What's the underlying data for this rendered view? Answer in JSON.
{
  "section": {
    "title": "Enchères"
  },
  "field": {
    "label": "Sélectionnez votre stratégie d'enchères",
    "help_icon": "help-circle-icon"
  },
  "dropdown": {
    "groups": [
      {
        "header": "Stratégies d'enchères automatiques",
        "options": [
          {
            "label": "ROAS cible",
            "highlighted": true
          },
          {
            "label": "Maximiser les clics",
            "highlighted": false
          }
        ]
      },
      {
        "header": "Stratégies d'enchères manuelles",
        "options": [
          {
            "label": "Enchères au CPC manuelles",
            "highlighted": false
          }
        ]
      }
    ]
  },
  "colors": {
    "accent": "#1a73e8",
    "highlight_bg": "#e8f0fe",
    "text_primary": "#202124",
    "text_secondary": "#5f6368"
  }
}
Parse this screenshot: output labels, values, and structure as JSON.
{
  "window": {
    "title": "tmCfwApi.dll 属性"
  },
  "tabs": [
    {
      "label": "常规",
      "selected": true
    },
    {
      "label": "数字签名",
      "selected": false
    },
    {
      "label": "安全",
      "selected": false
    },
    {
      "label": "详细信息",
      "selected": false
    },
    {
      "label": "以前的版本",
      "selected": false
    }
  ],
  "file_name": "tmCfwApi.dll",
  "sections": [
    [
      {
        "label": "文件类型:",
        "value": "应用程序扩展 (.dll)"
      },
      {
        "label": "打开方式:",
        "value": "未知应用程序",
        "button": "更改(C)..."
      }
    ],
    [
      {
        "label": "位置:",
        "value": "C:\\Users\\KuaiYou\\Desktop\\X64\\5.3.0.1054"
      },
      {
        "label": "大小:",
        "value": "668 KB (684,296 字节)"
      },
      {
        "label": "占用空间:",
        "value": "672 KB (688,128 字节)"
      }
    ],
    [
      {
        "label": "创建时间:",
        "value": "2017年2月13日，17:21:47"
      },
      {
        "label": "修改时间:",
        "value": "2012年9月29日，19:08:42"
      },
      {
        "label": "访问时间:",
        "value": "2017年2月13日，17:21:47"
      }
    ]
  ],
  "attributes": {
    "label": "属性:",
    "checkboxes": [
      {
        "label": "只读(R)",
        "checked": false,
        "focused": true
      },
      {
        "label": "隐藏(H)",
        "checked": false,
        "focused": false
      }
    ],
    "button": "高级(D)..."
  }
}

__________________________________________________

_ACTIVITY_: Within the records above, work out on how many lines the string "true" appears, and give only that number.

_WRITTEN SOLUTION_: 3